The lightbulb moment came when I saw a handful of LACK tables pushed together to form a larger table in an IKEA catalog, and I wondered how tall two LACKs would be if they were stacked on top of each other. A glance at the dimensions listed in the catalog and a quick calculation and – lightbulb! Stacked, they were almost 36 inches. At only ⅝” shorter than my kitchen countertops, it was the perfect solution. I could create a modular table by stacking LACK tables two high and arranging enough of these side-by-side to get the surface area I needed.
Unfortunately, I didn’t take any pictures of the build but it is fairly simple to explain.
I bought 12 white LACK tables and my husband and I assembled all of them according to the instructions. We turned half of the tables over and drilled 2 holes in the bottom of each leg (opposite corners of the square leg). In each hole, we either glued a wooden peg (leftover from other IKEA projects) or a small dowel-rod segment.
Once the glue was dry, we balanced one pegged table on top of an unaltered LACK and marked were the pegs touched the surface of the lower table’s top. Then we drilled holes where we marked, put some glue on the pegs, and pushed the two tables together (using a rubber mallet when necessary).
Eventually, we had 6 double stacked tables. (And they were really easy to get through the doorway!) The stacks were then arranged 2 by 3 where I wanted them in the room, and I used strips of sew-on Velcro around the center legs to keep the tables flush with each other on the top surface.

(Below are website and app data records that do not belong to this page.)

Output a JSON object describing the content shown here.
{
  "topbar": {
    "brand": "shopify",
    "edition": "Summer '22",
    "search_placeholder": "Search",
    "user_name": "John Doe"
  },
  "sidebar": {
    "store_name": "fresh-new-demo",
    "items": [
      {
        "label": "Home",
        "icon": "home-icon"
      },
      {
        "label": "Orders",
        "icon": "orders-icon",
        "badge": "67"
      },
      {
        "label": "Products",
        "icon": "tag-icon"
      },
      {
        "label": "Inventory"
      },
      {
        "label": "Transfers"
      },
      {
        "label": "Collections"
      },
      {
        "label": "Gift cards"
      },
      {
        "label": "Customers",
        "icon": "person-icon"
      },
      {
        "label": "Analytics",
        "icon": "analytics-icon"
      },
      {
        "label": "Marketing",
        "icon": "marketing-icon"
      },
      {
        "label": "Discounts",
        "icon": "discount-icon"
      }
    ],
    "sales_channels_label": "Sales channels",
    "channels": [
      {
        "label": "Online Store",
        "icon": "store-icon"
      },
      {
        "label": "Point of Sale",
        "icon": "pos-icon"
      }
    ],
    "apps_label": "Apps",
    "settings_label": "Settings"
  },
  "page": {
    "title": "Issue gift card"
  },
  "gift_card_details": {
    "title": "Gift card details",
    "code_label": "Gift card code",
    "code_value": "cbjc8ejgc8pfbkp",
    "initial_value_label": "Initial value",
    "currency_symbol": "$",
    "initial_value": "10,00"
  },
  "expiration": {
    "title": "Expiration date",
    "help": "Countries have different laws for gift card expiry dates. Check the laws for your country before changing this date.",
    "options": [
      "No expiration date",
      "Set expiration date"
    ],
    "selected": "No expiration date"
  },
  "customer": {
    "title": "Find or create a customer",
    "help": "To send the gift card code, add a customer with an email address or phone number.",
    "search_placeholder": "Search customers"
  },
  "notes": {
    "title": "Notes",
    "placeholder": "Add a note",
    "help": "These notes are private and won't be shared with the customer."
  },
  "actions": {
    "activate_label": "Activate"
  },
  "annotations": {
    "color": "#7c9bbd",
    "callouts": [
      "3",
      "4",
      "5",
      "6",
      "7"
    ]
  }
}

I covered the table with a store-bought cardboard cutting board and I keep it from sliding around with scraps of leftover STOPP anti-slip rug underlay (also from IKEA).
The unplanned bonus of the hack was the “shelf” that was created with the bottom layer of tables. I suddenly had places to pile my fabric tubes and bolts, and some large plastic bins fit in the “cubbies” on the floor.
Recently, I purchased a couple of RIBBA picture ledges to use on my sewing room wall as shelves for tiny jars, ribbon spools, and other miscellaneous tools.
A few days after hanging them on the wall, I realized that they would be the perfect width for holding my rulers – which I have never been able to find a home for or keep from burying under my projects. I measured the small ledge already hanging on my wall and it was exactly the same width & height as a LACK tabletop! I can’t believe I didn’t think of it before! The RIBBA picture ledge is practically made for the LACK!
So I bought two more small RIBBAs and marked & drilled the necessary holes on the sides of my cutting table. (In retrospect, it would have been much easier to mark the holes by lining up the RIBBA with the legless tabletop on the floor, if I hadn’t already built the table years ago.) Then I attached the ledges with 3” drywall screws and moved my rulers into their new home. I quickly discovered the ledge also makes a good pencil tray.
The other major sewing room hack is in the closet where I store most of my fabric and some of my patterns. It used to be a major disaster!
(In hopes that it might inspire others, here’s the short version.) Basically, we turned the ANTONIUS drawer frames 90° so that the wire drawers slide out, with the wider side of the drawer in the front. By reorienting the frame design, the closet holds 16 drawers, maximizing the use of space with two towers facing each other. And I can still pull a basket drawer completely out of the closet when I need to go through it. The hack turned out to be more complicated than I expected, so I had to recruit my husband’s coworker to shorten the drawer frame pieces. (At work he has access to power tools I don’t have at home – like the steel-cutting kind.)
I’m sure with more time, I could have figured out a better way to execute the project, but it’s installed and it works, so I’m happy.